[About this task] Out of the lines below, please list those that hold the string "annotation".

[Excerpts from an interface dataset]
·····
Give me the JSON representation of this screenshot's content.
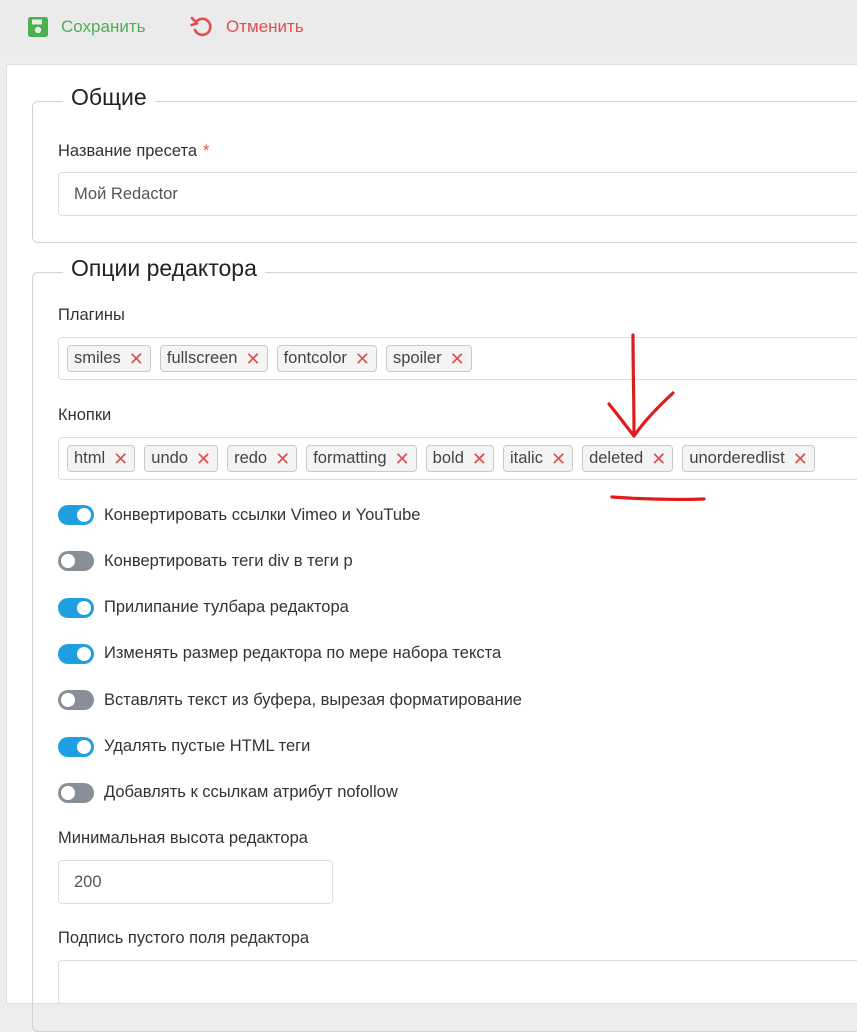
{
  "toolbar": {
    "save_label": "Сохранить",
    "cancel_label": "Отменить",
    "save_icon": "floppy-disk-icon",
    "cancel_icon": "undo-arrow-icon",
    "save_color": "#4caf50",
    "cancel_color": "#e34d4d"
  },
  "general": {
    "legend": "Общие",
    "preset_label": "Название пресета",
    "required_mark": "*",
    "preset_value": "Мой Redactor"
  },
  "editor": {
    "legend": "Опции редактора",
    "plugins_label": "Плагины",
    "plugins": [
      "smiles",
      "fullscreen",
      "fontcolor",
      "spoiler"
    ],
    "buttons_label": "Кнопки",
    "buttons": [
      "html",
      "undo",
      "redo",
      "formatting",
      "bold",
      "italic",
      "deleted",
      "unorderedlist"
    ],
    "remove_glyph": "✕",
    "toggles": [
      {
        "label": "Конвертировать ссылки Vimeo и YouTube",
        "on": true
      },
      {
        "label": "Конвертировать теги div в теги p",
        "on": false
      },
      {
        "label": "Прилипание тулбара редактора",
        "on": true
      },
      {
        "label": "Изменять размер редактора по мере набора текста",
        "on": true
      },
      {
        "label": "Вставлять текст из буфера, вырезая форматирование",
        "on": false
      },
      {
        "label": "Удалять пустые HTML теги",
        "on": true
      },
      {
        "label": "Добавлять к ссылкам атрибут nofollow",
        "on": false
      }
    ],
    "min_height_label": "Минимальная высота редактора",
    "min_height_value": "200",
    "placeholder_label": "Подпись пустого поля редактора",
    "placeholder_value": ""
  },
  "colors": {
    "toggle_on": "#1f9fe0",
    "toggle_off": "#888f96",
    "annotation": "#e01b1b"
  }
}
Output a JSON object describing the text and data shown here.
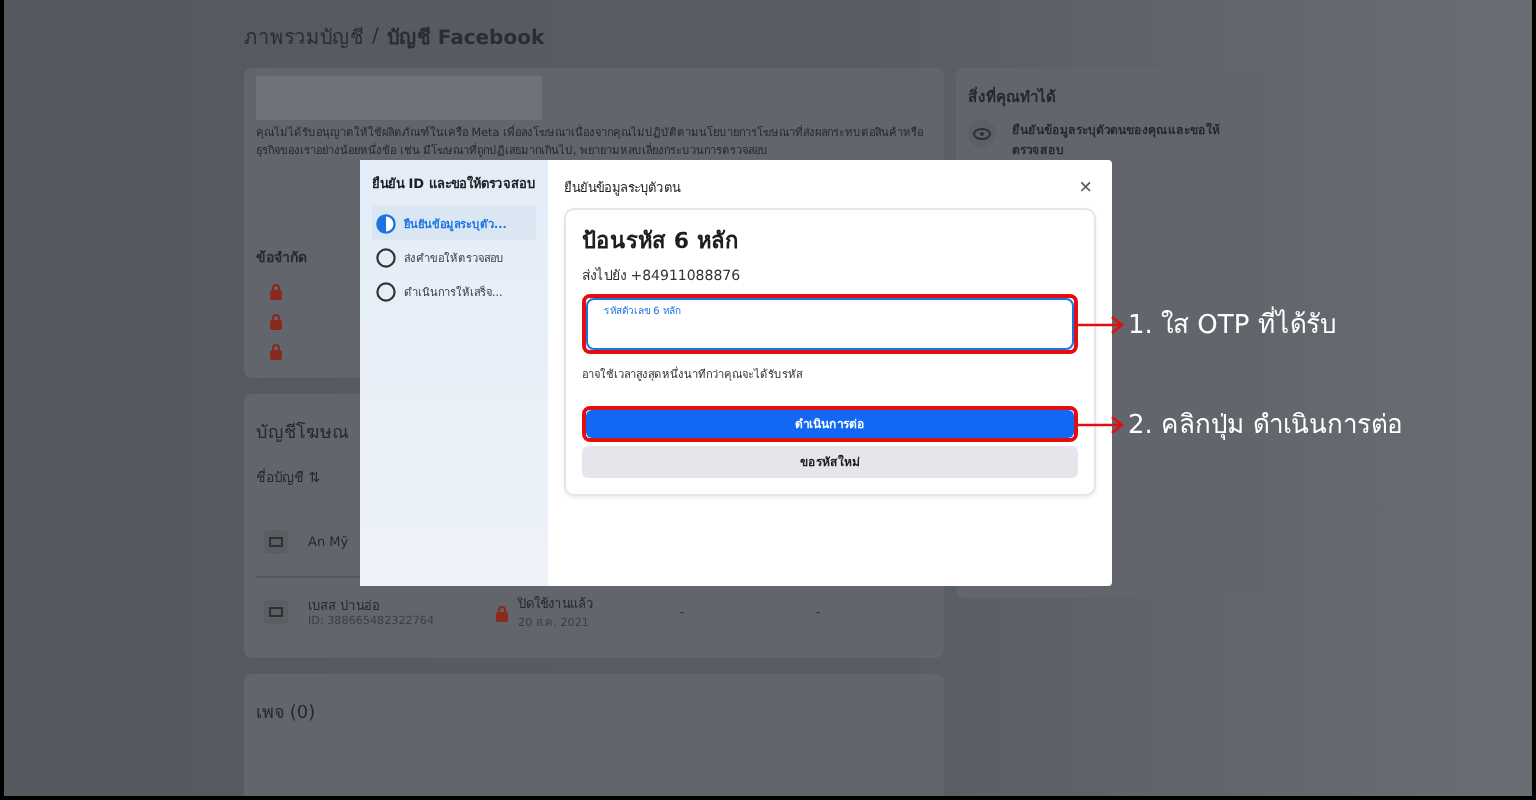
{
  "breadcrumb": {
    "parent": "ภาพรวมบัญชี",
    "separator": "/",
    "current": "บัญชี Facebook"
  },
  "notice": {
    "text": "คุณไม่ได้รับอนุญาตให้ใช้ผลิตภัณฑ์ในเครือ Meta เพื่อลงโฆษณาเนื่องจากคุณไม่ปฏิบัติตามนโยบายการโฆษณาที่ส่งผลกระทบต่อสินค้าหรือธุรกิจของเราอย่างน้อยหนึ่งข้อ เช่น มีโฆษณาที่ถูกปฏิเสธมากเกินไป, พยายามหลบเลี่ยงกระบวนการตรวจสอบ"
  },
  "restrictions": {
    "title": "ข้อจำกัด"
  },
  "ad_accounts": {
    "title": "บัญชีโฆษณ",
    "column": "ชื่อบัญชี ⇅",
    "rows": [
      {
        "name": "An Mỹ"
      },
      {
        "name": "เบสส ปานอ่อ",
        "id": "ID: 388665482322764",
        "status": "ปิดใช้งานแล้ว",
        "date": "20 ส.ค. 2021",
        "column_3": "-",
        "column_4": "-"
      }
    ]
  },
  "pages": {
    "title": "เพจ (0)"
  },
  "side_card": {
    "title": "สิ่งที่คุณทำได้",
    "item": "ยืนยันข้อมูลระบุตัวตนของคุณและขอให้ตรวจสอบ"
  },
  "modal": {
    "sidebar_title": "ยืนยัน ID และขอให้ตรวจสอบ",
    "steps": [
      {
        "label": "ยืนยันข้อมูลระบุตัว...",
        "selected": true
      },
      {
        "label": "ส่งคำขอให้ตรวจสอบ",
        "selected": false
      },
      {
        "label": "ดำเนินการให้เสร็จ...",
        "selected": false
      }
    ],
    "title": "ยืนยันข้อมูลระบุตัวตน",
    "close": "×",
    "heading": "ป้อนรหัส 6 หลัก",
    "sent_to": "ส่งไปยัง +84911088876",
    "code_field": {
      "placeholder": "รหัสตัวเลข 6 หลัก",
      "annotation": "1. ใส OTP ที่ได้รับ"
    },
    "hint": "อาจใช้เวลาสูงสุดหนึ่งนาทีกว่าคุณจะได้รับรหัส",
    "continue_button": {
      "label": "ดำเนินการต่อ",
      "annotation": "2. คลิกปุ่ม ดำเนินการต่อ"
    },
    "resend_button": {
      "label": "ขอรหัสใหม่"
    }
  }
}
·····
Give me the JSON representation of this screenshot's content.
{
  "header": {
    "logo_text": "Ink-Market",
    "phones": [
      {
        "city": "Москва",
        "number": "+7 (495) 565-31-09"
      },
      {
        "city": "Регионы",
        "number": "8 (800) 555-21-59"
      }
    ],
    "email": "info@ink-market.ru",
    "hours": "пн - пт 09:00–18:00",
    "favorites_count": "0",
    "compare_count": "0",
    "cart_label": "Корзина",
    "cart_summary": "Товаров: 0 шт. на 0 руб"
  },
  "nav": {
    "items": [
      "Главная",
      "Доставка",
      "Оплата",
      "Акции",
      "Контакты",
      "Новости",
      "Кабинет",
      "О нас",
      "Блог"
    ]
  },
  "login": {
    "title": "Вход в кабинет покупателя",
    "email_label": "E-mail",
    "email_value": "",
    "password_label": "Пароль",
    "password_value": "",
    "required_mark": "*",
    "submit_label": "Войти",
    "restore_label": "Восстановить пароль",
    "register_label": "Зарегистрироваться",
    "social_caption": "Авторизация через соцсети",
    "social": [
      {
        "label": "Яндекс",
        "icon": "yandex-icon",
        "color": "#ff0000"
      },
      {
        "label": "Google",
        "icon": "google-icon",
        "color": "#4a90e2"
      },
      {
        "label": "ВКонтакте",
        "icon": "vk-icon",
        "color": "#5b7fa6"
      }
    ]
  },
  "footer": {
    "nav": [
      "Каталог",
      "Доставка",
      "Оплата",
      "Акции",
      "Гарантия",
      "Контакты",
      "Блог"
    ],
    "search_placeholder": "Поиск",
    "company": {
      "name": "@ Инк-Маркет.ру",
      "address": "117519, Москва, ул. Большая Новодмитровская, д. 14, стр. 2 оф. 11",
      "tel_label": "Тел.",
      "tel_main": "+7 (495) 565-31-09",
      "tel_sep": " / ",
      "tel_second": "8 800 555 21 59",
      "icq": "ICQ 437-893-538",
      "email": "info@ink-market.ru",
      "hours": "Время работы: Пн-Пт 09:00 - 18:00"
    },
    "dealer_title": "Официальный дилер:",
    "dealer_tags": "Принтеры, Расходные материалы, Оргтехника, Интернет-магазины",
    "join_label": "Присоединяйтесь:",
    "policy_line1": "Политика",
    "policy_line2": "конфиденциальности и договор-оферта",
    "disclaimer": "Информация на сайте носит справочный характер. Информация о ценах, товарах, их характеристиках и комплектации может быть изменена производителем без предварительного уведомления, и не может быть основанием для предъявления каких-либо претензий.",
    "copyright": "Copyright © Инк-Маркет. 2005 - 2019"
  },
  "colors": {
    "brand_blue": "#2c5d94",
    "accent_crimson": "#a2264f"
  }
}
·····
[Output for this exercise]
    "annotation": "#e01b1b"
      "annotation": "1. ใส OTP ที่ได้รับ"
      "annotation": "2. คลิกปุ่ม ดำเนินการต่อ"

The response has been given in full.